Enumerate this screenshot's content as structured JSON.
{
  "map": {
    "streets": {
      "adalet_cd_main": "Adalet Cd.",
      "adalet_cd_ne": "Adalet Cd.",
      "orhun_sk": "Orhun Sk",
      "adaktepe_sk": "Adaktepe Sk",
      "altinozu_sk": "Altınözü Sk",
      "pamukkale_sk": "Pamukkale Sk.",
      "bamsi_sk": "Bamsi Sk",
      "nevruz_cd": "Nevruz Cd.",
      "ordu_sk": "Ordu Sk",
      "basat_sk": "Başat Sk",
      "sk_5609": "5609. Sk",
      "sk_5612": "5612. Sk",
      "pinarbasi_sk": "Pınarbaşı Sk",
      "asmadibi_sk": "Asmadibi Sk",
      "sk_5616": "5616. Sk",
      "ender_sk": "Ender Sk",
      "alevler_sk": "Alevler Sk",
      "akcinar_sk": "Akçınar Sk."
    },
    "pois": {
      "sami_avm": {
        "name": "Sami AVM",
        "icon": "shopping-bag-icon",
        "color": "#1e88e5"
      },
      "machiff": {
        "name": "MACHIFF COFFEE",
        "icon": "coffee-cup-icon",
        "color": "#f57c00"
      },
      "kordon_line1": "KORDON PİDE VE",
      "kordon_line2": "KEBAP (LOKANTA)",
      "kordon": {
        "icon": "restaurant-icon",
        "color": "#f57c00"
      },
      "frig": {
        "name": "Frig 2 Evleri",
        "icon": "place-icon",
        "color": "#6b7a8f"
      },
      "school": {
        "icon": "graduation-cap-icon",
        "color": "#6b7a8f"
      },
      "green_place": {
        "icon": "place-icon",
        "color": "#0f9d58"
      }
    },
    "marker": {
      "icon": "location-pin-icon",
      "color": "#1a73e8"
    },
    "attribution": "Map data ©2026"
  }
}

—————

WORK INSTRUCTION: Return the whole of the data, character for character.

SOLVED EXERCISE:
Enumerate this screenshot's content as structured JSON.
{
  "map": {
    "streets": {
      "adalet_cd_main": "Adalet Cd.",
      "adalet_cd_ne": "Adalet Cd.",
      "orhun_sk": "Orhun Sk",
      "adaktepe_sk": "Adaktepe Sk",
      "altinozu_sk": "Altınözü Sk",
      "pamukkale_sk": "Pamukkale Sk.",
      "bamsi_sk": "Bamsi Sk",
      "nevruz_cd": "Nevruz Cd.",
      "ordu_sk": "Ordu Sk",
      "basat_sk": "Başat Sk",
      "sk_5609": "5609. Sk",
      "sk_5612": "5612. Sk",
      "pinarbasi_sk": "Pınarbaşı Sk",
      "asmadibi_sk": "Asmadibi Sk",
      "sk_5616": "5616. Sk",
      "ender_sk": "Ender Sk",
      "alevler_sk": "Alevler Sk",
      "akcinar_sk": "Akçınar Sk."
    },
    "pois": {
      "sami_avm": {
        "name": "Sami AVM",
        "icon": "shopping-bag-icon",
        "color": "#1e88e5"
      },
      "machiff": {
        "name": "MACHIFF COFFEE",
        "icon": "coffee-cup-icon",
        "color": "#f57c00"
      },
      "kordon_line1": "KORDON PİDE VE",
      "kordon_line2": "KEBAP (LOKANTA)",
      "kordon": {
        "icon": "restaurant-icon",
        "color": "#f57c00"
      },
      "frig": {
        "name": "Frig 2 Evleri",
        "icon": "place-icon",
        "color": "#6b7a8f"
      },
      "school": {
        "icon": "graduation-cap-icon",
        "color": "#6b7a8f"
      },
      "green_place": {
        "icon": "place-icon",
        "color": "#0f9d58"
      }
    },
    "marker": {
      "icon": "location-pin-icon",
      "color": "#1a73e8"
    },
    "attribution": "Map data ©2026"
  }
}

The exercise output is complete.